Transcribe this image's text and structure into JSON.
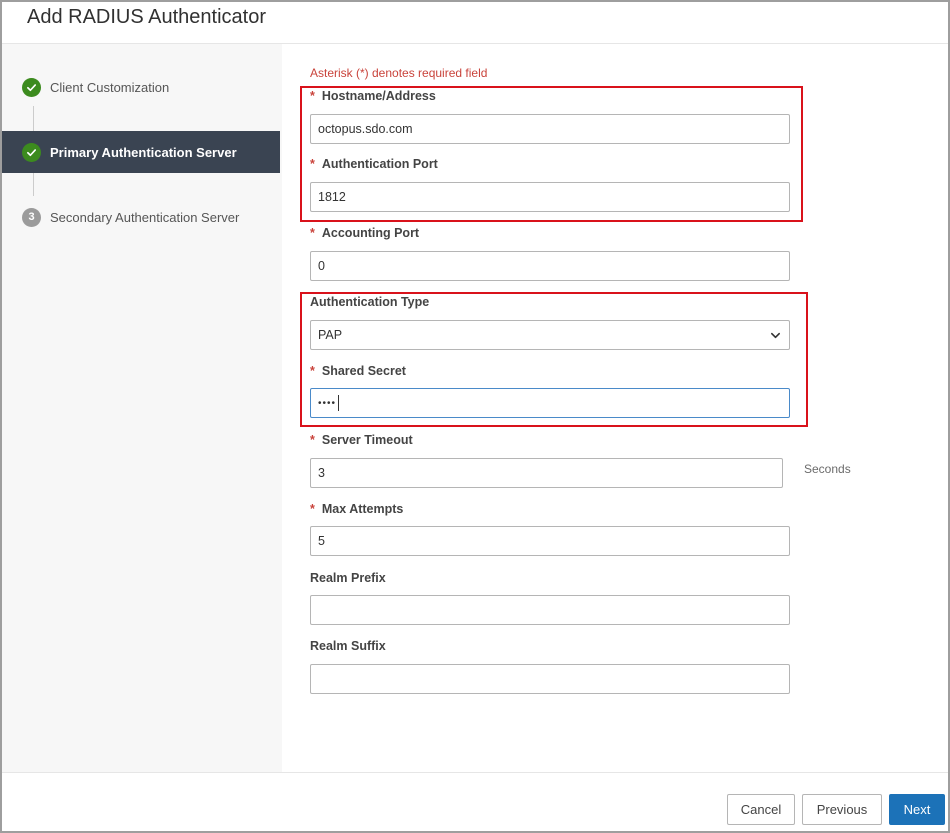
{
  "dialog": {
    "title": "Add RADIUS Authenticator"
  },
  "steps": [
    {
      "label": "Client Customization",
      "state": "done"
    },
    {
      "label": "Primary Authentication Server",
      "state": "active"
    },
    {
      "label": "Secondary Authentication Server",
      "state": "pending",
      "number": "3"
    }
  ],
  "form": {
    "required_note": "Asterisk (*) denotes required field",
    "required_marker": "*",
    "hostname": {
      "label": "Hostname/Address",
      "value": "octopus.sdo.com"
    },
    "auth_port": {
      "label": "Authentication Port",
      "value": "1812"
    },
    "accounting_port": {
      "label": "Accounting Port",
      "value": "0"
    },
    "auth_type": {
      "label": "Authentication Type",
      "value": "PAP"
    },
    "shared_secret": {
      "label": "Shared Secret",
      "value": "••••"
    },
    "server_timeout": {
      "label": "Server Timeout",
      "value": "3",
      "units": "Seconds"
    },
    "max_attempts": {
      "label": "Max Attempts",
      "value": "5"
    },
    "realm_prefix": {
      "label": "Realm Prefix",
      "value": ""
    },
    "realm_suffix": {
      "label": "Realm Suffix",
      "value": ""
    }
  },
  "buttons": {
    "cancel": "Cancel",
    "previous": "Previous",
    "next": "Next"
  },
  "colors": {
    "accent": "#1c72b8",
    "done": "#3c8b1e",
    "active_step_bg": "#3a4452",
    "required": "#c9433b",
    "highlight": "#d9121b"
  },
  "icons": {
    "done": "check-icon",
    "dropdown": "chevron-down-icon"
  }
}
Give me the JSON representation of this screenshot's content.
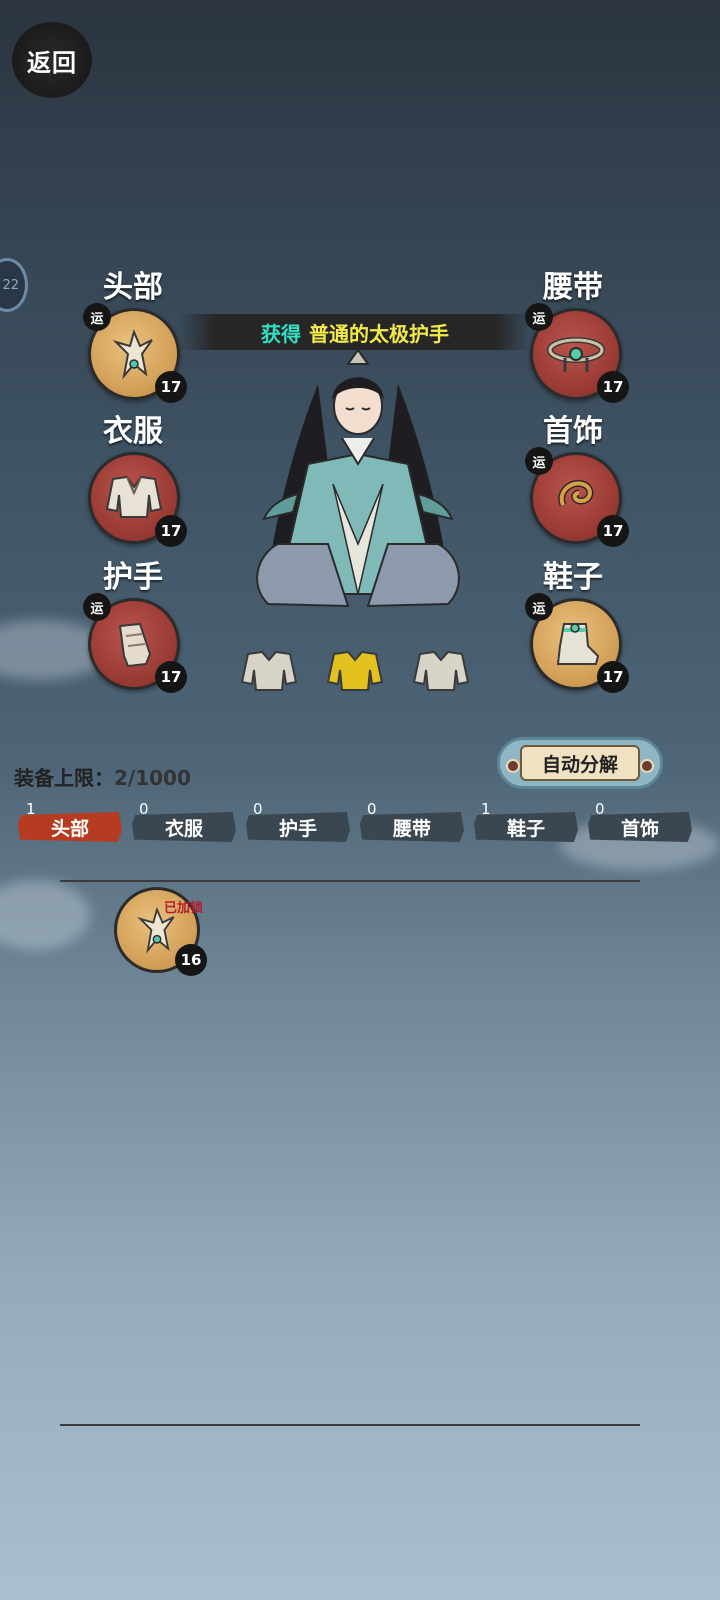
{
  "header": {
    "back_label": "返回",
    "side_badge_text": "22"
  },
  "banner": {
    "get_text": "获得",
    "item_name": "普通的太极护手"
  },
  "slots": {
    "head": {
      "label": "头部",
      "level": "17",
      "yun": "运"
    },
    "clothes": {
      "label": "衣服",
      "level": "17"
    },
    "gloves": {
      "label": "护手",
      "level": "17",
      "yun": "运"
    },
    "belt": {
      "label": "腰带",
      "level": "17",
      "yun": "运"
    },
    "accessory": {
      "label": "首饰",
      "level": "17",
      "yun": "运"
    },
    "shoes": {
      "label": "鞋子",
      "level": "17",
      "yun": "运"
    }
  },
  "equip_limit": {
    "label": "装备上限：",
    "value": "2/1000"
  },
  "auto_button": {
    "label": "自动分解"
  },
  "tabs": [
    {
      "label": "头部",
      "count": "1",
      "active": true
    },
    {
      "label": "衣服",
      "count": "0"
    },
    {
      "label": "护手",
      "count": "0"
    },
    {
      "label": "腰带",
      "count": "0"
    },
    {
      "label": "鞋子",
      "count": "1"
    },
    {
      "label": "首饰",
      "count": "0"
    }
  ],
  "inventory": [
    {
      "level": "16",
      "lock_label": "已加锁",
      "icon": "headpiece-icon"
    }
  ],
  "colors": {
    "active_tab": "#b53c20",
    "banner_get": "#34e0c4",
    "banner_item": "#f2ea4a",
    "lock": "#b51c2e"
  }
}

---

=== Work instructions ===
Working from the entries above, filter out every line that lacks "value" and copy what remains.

=== Exercise output ===
      "value": "octopus.sdo.com"
      "value": "1812"
      "value": "0"
      "value": "PAP"
      "value": "••••"
      "value": "3",
      "value": "5"
      "value": ""
      "value": ""
    "value": "2/1000"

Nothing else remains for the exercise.